Work request >> The full set of records below is to be reproduced without a single alteration.

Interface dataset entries
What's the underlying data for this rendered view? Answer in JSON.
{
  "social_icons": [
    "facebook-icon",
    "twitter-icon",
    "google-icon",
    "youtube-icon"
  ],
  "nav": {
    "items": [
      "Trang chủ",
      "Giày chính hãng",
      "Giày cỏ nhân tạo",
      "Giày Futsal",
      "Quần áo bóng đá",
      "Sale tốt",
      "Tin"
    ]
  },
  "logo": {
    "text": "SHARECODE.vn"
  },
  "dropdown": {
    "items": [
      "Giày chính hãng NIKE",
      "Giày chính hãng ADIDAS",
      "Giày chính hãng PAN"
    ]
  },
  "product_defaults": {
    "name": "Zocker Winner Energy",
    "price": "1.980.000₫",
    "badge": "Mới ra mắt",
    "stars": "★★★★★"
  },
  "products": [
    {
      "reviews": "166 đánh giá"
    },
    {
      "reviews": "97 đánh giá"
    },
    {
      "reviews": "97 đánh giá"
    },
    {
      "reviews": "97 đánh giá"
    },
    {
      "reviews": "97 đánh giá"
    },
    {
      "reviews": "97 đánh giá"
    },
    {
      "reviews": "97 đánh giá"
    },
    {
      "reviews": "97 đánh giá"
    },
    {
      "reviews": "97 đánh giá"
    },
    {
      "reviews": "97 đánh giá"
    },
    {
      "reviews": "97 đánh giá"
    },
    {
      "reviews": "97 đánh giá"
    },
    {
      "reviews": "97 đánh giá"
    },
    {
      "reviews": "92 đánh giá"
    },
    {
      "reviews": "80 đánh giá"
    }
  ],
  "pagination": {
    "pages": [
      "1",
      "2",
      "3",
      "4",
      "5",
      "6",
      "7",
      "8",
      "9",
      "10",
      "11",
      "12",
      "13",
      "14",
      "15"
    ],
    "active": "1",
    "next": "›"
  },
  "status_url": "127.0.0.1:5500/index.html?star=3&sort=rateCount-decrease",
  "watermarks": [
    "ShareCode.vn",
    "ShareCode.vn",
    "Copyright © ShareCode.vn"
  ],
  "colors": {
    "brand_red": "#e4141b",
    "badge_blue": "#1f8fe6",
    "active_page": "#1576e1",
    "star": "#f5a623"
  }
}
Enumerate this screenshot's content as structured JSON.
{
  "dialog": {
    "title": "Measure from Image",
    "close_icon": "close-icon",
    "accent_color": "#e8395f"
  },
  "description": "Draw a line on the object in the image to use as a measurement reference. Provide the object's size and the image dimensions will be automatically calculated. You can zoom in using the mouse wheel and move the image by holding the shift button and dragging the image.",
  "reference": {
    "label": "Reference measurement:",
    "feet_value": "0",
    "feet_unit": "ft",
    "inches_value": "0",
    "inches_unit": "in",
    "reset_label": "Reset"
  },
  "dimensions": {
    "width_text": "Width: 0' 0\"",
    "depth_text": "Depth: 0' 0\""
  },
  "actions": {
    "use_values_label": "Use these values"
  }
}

Completed task >>
What's the underlying data for this rendered view? Answer in JSON.
{
  "social_icons": [
    "facebook-icon",
    "twitter-icon",
    "google-icon",
    "youtube-icon"
  ],
  "nav": {
    "items": [
      "Trang chủ",
      "Giày chính hãng",
      "Giày cỏ nhân tạo",
      "Giày Futsal",
      "Quần áo bóng đá",
      "Sale tốt",
      "Tin"
    ]
  },
  "logo": {
    "text": "SHARECODE.vn"
  },
  "dropdown": {
    "items": [
      "Giày chính hãng NIKE",
      "Giày chính hãng ADIDAS",
      "Giày chính hãng PAN"
    ]
  },
  "product_defaults": {
    "name": "Zocker Winner Energy",
    "price": "1.980.000₫",
    "badge": "Mới ra mắt",
    "stars": "★★★★★"
  },
  "products": [
    {
      "reviews": "166 đánh giá"
    },
    {
      "reviews": "97 đánh giá"
    },
    {
      "reviews": "97 đánh giá"
    },
    {
      "reviews": "97 đánh giá"
    },
    {
      "reviews": "97 đánh giá"
    },
    {
      "reviews": "97 đánh giá"
    },
    {
      "reviews": "97 đánh giá"
    },
    {
      "reviews": "97 đánh giá"
    },
    {
      "reviews": "97 đánh giá"
    },
    {
      "reviews": "97 đánh giá"
    },
    {
      "reviews": "97 đánh giá"
    },
    {
      "reviews": "97 đánh giá"
    },
    {
      "reviews": "97 đánh giá"
    },
    {
      "reviews": "92 đánh giá"
    },
    {
      "reviews": "80 đánh giá"
    }
  ],
  "pagination": {
    "pages": [
      "1",
      "2",
      "3",
      "4",
      "5",
      "6",
      "7",
      "8",
      "9",
      "10",
      "11",
      "12",
      "13",
      "14",
      "15"
    ],
    "active": "1",
    "next": "›"
  },
  "status_url": "127.0.0.1:5500/index.html?star=3&sort=rateCount-decrease",
  "watermarks": [
    "ShareCode.vn",
    "ShareCode.vn",
    "Copyright © ShareCode.vn"
  ],
  "colors": {
    "brand_red": "#e4141b",
    "badge_blue": "#1f8fe6",
    "active_page": "#1576e1",
    "star": "#f5a623"
  }
}
Enumerate this screenshot's content as structured JSON.
{
  "dialog": {
    "title": "Measure from Image",
    "close_icon": "close-icon",
    "accent_color": "#e8395f"
  },
  "description": "Draw a line on the object in the image to use as a measurement reference. Provide the object's size and the image dimensions will be automatically calculated. You can zoom in using the mouse wheel and move the image by holding the shift button and dragging the image.",
  "reference": {
    "label": "Reference measurement:",
    "feet_value": "0",
    "feet_unit": "ft",
    "inches_value": "0",
    "inches_unit": "in",
    "reset_label": "Reset"
  },
  "dimensions": {
    "width_text": "Width: 0' 0\"",
    "depth_text": "Depth: 0' 0\""
  },
  "actions": {
    "use_values_label": "Use these values"
  }
}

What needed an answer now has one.